TASK REQUIREMENTS | Hunt through the lines below for the string "Gold" and copy each one that has it.

(Records from a collection)
▬▬▬▬▬▬
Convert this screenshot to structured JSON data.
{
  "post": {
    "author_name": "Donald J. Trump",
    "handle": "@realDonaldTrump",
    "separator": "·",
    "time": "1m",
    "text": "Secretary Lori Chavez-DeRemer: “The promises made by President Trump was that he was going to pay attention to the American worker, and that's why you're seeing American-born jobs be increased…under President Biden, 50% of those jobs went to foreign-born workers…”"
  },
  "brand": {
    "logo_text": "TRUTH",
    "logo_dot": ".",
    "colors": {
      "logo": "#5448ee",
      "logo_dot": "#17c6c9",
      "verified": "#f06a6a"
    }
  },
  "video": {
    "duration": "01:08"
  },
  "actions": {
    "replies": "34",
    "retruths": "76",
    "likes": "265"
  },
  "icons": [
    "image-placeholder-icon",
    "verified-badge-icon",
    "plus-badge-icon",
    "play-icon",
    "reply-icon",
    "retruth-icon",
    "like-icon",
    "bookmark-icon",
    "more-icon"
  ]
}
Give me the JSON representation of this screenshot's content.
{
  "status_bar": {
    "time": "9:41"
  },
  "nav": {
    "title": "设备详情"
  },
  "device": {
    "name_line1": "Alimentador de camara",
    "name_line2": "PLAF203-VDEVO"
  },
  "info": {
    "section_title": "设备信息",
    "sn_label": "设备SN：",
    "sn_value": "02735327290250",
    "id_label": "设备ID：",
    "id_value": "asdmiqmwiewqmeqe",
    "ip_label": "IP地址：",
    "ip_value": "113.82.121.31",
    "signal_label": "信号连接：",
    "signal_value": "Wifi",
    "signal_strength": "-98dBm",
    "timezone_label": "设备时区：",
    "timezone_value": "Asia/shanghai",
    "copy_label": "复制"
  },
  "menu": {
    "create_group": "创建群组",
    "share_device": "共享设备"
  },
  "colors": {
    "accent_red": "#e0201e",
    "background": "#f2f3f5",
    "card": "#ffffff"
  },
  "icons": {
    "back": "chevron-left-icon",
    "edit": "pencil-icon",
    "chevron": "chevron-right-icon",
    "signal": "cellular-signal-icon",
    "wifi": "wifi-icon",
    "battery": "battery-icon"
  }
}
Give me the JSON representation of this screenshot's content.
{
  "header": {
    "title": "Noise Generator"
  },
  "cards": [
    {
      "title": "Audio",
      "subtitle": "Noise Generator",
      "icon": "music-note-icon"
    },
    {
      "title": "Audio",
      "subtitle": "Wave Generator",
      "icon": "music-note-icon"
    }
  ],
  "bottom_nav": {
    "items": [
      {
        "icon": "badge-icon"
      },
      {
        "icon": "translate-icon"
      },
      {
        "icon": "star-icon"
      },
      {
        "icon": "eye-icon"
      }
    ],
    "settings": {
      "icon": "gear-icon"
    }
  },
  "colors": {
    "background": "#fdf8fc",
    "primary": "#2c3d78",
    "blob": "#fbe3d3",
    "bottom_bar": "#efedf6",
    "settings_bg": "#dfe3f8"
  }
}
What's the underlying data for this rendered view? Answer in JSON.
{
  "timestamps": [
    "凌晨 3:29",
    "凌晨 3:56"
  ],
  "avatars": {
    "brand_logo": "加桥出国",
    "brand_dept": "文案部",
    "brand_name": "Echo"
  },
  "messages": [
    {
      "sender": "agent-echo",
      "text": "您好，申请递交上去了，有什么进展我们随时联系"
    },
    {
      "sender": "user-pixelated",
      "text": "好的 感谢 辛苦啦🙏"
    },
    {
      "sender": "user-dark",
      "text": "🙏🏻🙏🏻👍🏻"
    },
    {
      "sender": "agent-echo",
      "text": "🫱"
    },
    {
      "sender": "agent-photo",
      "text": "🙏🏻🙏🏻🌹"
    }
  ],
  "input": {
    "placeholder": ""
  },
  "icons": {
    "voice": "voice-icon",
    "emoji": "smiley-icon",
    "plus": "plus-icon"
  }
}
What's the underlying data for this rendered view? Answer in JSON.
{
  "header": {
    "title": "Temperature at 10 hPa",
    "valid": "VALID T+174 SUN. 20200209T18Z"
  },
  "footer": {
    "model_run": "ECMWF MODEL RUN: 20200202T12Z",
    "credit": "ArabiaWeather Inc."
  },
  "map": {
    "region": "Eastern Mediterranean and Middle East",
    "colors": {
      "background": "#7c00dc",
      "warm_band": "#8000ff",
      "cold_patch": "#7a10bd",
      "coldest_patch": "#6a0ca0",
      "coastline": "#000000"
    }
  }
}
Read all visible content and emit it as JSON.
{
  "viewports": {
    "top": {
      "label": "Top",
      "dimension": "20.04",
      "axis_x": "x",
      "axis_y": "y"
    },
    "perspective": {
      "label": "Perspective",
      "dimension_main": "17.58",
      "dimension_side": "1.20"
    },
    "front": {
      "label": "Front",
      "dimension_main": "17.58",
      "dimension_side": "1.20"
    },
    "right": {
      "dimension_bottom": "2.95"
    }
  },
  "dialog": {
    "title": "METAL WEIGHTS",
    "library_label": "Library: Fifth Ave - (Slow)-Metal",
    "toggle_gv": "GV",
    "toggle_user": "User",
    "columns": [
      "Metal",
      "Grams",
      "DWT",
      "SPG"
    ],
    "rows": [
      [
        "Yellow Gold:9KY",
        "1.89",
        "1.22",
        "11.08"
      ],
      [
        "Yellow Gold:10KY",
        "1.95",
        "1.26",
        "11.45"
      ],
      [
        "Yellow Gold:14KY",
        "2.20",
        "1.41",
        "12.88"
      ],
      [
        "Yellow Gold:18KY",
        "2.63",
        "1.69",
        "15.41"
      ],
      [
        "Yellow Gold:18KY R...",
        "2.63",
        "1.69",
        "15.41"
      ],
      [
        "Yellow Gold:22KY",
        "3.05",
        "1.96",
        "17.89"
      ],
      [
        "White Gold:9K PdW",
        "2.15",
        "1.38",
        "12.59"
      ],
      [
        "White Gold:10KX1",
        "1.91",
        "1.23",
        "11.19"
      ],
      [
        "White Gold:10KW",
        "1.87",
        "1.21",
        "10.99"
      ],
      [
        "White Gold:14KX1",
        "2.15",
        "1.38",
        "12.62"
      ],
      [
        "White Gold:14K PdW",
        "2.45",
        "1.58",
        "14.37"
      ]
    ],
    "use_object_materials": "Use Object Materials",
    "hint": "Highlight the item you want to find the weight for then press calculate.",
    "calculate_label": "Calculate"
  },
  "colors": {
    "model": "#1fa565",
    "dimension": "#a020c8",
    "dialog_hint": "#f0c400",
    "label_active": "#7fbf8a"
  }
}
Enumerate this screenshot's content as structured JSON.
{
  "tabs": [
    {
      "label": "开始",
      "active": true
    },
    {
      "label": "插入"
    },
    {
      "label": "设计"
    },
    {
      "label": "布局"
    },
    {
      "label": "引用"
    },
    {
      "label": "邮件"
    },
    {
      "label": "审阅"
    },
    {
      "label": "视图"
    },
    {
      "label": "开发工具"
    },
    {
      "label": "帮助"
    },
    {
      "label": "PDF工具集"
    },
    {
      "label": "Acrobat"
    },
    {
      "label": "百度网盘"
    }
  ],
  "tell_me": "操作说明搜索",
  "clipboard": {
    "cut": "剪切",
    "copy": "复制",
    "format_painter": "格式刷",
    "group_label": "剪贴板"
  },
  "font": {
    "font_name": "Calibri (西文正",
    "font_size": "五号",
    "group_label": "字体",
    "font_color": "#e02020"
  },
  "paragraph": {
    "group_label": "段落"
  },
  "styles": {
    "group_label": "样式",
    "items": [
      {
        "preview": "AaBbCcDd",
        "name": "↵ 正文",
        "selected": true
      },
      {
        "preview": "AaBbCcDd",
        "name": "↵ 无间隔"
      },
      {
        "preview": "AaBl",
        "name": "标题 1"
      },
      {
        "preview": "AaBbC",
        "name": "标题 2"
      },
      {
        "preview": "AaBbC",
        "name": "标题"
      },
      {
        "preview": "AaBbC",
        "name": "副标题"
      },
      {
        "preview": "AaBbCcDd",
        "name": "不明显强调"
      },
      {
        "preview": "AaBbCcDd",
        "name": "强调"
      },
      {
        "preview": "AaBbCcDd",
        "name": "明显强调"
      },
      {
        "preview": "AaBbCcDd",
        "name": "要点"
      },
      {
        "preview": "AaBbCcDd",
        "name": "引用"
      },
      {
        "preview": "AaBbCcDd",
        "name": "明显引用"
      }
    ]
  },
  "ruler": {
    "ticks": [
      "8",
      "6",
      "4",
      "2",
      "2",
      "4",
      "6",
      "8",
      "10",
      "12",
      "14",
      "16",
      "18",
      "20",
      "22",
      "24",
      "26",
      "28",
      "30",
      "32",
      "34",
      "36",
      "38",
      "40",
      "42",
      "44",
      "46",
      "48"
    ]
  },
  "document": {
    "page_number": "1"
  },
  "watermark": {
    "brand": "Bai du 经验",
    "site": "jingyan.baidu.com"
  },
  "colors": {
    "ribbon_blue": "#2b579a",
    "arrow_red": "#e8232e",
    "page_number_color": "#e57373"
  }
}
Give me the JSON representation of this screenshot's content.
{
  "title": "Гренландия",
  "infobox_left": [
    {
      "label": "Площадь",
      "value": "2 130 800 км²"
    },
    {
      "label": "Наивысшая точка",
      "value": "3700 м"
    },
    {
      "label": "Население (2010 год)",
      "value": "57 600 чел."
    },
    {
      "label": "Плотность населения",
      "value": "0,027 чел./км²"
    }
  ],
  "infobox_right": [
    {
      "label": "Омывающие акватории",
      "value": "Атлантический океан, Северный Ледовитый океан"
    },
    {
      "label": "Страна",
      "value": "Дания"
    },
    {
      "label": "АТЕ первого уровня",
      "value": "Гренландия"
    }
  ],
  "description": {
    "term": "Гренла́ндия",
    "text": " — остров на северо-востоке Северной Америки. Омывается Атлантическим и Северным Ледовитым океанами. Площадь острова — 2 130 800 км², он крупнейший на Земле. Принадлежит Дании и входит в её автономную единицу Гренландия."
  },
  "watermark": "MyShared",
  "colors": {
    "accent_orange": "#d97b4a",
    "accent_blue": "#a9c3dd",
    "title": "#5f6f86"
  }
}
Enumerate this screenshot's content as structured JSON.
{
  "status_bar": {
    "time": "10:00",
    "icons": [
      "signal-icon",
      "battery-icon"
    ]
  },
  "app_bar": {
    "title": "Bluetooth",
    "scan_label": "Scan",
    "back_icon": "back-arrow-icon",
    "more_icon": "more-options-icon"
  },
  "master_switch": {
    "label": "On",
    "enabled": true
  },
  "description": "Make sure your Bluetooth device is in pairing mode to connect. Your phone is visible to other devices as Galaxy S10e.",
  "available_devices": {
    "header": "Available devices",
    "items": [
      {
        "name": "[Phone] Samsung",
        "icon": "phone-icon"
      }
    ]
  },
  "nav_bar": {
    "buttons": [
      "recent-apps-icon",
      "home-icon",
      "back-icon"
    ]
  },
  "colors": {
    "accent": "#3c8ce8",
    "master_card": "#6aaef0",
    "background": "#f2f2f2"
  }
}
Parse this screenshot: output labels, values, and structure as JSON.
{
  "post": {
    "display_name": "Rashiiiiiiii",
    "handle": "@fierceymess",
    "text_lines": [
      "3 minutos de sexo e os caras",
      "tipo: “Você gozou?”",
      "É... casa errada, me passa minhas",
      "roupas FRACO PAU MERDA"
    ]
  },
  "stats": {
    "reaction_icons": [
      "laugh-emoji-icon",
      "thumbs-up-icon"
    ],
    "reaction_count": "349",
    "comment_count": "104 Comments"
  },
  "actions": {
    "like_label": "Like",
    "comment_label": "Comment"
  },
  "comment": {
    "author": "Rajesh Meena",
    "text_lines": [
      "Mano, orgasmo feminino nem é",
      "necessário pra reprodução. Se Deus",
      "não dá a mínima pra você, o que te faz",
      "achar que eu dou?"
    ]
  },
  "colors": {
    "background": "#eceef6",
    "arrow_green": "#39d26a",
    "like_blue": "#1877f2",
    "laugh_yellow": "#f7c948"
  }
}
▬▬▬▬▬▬
RESPONSE |
        "Yellow Gold:9KY",
        "Yellow Gold:10KY",
        "Yellow Gold:14KY",
        "Yellow Gold:18KY",
        "Yellow Gold:18KY R...",
        "Yellow Gold:22KY",
        "White Gold:9K PdW",
        "White Gold:10KX1",
        "White Gold:10KW",
        "White Gold:14KX1",
        "White Gold:14K PdW",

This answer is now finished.